◆ **Your goal**: Read the entries below and pull out each line with the string "number".

[Page and application data records]
%%

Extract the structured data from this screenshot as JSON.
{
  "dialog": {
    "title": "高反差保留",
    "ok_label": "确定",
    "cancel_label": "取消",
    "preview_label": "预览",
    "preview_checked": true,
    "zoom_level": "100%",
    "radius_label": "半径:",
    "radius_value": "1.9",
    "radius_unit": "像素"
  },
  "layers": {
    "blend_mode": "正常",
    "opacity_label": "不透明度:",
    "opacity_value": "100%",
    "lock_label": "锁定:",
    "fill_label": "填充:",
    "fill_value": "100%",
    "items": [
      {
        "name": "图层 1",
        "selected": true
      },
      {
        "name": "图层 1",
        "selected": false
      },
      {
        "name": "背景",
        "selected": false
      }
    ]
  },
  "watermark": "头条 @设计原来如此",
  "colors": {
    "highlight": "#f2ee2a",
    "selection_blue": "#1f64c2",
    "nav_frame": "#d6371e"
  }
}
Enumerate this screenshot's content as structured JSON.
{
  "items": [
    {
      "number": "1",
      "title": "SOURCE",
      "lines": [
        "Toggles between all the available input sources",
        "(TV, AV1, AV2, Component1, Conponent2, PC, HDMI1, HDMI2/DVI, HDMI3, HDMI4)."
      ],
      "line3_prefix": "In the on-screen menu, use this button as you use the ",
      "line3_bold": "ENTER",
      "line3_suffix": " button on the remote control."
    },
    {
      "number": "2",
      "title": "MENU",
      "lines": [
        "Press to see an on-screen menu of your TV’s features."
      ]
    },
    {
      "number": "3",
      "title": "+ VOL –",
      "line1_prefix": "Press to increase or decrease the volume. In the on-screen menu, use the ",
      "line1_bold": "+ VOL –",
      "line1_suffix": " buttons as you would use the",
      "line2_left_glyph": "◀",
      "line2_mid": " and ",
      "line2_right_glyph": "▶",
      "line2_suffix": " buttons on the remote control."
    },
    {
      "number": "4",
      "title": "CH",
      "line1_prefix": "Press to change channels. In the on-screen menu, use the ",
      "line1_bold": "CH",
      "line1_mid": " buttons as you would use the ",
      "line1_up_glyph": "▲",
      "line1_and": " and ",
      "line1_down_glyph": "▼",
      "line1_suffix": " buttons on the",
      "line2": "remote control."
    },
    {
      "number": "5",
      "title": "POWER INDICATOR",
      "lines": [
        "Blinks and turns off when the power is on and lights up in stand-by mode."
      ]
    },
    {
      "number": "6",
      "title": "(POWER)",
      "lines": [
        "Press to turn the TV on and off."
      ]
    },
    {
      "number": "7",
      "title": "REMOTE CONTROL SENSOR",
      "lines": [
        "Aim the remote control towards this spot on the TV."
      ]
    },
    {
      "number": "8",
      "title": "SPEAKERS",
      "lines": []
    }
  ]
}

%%

◆ **Solution**:
      "number": "1",
      "number": "2",
      "number": "3",
      "number": "4",
      "number": "5",
      "number": "6",
      "number": "7",
      "number": "8",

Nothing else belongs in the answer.